_What the task asks_:
Records follow. Copy every line with "Hugh".

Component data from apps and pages
═══

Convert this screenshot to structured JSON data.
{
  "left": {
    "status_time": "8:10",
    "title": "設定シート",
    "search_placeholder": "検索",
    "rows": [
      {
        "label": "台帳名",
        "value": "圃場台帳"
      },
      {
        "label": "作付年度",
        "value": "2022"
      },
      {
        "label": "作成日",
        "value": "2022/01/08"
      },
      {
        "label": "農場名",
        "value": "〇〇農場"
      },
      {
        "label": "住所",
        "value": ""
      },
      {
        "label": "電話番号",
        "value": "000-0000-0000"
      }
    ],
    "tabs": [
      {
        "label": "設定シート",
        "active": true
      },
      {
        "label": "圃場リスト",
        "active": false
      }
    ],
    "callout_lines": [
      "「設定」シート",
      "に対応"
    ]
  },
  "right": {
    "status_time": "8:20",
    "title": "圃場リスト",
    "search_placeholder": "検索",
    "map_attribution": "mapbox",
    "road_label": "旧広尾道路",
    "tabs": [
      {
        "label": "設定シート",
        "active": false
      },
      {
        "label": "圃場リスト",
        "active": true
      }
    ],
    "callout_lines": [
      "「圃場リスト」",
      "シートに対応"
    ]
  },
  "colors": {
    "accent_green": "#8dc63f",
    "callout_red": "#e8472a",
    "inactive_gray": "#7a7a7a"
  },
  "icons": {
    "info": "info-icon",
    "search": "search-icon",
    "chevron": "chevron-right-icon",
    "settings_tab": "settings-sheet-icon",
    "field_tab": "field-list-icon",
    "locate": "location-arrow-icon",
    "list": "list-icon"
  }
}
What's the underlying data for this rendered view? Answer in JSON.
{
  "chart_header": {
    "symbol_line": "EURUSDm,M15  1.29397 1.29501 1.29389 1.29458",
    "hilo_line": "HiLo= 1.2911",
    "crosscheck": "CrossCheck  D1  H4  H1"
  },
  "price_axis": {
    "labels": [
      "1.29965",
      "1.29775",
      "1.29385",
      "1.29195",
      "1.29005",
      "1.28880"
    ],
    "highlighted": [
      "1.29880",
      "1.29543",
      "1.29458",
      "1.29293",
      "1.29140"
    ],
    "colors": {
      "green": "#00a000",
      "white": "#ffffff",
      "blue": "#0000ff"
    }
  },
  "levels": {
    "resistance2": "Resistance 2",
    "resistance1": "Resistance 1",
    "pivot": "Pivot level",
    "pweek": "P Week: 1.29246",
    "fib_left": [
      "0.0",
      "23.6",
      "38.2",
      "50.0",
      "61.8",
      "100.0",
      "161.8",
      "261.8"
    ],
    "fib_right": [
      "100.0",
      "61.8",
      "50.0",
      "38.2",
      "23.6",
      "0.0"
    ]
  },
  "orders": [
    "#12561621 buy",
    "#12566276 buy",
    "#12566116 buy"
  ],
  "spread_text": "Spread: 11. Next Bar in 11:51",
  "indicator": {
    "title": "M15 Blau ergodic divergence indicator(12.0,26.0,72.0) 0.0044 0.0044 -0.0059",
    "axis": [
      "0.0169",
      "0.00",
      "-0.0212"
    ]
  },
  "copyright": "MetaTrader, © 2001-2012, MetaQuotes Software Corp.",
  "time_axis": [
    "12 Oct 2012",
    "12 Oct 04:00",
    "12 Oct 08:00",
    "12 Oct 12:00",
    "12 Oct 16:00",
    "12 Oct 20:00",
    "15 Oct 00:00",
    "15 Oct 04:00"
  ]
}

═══

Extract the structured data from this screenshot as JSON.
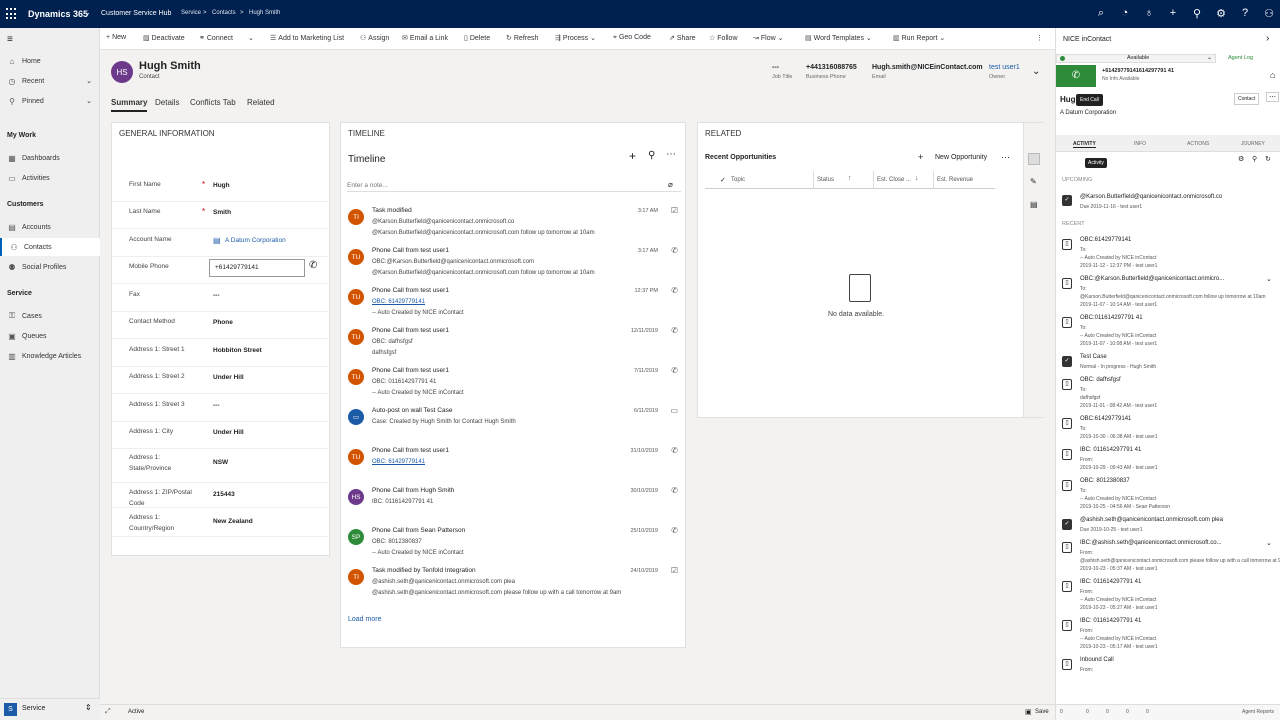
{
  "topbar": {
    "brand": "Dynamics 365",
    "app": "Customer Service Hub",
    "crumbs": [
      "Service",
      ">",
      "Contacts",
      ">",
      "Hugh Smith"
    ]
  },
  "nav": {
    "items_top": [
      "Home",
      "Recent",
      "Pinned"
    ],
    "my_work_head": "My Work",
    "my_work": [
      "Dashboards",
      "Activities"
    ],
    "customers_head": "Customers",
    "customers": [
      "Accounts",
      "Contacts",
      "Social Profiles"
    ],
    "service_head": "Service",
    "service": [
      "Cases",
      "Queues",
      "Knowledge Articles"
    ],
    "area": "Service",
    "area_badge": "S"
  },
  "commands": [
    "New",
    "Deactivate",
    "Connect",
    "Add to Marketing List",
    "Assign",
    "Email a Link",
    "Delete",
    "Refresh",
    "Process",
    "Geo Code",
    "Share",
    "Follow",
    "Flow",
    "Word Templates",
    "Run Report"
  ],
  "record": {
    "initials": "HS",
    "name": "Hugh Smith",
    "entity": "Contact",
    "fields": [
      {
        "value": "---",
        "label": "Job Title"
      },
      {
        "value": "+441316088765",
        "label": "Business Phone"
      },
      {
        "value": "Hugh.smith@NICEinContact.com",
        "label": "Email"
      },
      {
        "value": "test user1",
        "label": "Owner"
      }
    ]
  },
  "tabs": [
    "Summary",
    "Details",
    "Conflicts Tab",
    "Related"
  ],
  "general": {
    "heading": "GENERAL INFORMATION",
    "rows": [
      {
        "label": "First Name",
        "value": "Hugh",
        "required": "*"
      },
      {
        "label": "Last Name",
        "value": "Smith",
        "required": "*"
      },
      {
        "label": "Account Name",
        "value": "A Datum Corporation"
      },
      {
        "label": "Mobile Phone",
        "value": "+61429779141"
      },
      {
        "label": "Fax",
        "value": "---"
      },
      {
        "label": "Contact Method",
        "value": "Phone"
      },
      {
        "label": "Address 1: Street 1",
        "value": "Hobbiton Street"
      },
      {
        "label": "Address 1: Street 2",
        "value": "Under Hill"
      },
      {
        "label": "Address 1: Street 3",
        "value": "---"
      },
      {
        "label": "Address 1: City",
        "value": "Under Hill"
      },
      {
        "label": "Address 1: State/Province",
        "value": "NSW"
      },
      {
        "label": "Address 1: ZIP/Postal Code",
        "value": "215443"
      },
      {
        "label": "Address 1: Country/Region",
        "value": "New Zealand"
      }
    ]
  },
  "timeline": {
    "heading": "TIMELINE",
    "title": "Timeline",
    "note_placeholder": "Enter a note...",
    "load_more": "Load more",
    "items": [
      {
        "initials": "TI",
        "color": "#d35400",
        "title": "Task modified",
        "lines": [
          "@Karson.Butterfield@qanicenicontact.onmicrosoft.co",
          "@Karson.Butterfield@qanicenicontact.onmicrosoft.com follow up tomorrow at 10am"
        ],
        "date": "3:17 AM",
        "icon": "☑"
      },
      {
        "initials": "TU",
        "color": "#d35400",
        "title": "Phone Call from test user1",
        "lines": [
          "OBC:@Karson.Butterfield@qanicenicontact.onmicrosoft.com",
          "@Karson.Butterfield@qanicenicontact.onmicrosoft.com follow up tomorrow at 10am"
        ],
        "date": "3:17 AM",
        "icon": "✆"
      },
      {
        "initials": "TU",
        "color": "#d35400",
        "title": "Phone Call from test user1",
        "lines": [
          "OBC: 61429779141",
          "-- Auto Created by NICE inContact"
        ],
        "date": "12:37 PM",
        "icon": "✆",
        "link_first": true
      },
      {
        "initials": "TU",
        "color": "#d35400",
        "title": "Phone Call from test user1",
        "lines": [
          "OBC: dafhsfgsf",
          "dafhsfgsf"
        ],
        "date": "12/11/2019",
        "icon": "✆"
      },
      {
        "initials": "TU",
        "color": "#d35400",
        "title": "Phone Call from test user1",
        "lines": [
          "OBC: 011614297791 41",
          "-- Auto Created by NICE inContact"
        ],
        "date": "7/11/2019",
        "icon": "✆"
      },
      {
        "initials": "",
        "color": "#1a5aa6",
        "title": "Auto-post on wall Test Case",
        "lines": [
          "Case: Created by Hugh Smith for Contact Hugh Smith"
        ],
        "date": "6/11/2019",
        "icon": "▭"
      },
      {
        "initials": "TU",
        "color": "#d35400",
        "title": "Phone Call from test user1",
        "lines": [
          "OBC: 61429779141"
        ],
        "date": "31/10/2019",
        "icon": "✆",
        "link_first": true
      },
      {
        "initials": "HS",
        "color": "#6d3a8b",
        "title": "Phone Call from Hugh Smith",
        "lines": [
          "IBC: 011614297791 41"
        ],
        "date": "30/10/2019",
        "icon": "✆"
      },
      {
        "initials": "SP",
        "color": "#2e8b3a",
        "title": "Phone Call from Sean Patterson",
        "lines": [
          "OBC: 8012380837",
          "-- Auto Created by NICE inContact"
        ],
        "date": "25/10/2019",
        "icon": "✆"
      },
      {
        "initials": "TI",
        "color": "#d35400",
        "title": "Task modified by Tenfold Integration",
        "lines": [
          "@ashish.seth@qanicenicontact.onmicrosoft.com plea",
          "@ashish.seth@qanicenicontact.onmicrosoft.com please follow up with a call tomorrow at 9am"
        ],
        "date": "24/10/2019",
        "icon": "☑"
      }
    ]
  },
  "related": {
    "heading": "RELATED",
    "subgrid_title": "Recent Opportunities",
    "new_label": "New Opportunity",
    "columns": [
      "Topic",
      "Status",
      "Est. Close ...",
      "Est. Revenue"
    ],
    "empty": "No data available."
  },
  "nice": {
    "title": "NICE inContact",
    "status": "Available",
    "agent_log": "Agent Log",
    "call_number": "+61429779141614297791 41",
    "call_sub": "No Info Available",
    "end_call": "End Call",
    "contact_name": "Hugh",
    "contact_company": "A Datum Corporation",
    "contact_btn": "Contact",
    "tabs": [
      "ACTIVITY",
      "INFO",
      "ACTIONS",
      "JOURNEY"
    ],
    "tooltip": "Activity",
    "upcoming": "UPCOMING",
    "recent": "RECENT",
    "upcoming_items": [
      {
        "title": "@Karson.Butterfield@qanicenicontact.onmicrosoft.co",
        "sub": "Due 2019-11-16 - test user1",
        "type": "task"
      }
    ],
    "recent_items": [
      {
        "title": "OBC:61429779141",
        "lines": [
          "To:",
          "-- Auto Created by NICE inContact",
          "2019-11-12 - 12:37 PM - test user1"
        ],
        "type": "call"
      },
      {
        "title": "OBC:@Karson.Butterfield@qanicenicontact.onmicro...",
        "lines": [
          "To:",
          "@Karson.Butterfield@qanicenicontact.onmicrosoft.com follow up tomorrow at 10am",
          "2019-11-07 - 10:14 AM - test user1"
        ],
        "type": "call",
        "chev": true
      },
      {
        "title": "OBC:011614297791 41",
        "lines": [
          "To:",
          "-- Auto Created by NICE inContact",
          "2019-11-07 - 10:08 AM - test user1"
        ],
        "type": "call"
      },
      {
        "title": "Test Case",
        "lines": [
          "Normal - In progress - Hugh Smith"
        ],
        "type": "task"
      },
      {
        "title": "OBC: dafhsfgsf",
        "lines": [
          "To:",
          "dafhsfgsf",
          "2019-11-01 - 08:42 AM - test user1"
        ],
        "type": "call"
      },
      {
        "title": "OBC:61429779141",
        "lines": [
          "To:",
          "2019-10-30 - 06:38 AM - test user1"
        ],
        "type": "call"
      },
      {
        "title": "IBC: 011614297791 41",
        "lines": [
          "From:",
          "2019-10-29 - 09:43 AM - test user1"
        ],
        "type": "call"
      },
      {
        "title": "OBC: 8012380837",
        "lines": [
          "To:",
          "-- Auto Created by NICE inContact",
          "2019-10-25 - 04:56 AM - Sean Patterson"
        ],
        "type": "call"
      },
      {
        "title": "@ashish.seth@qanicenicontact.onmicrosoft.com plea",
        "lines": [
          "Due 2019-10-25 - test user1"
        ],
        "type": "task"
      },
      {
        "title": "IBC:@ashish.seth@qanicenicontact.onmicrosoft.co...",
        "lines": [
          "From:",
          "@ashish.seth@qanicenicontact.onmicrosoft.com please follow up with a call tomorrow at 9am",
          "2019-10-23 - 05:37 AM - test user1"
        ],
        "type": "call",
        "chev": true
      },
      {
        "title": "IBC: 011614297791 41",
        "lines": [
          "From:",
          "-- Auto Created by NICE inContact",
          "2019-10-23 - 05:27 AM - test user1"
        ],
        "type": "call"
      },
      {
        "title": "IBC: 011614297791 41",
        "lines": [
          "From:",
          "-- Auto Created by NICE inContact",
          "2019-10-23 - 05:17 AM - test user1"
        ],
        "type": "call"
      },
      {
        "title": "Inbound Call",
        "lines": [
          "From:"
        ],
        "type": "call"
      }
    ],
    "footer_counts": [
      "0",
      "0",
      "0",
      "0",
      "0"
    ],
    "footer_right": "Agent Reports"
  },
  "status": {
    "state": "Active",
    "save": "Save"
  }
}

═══

_Reply to the task_:
      "Hugh Smith"
    "name": "Hugh Smith",
        "value": "Hugh.smith@NICEinContact.com",
        "value": "Hugh",
          "Case: Created by Hugh Smith for Contact Hugh Smith"
        "title": "Phone Call from Hugh Smith",
    "contact_name": "Hugh",
          "Normal - In progress - Hugh Smith"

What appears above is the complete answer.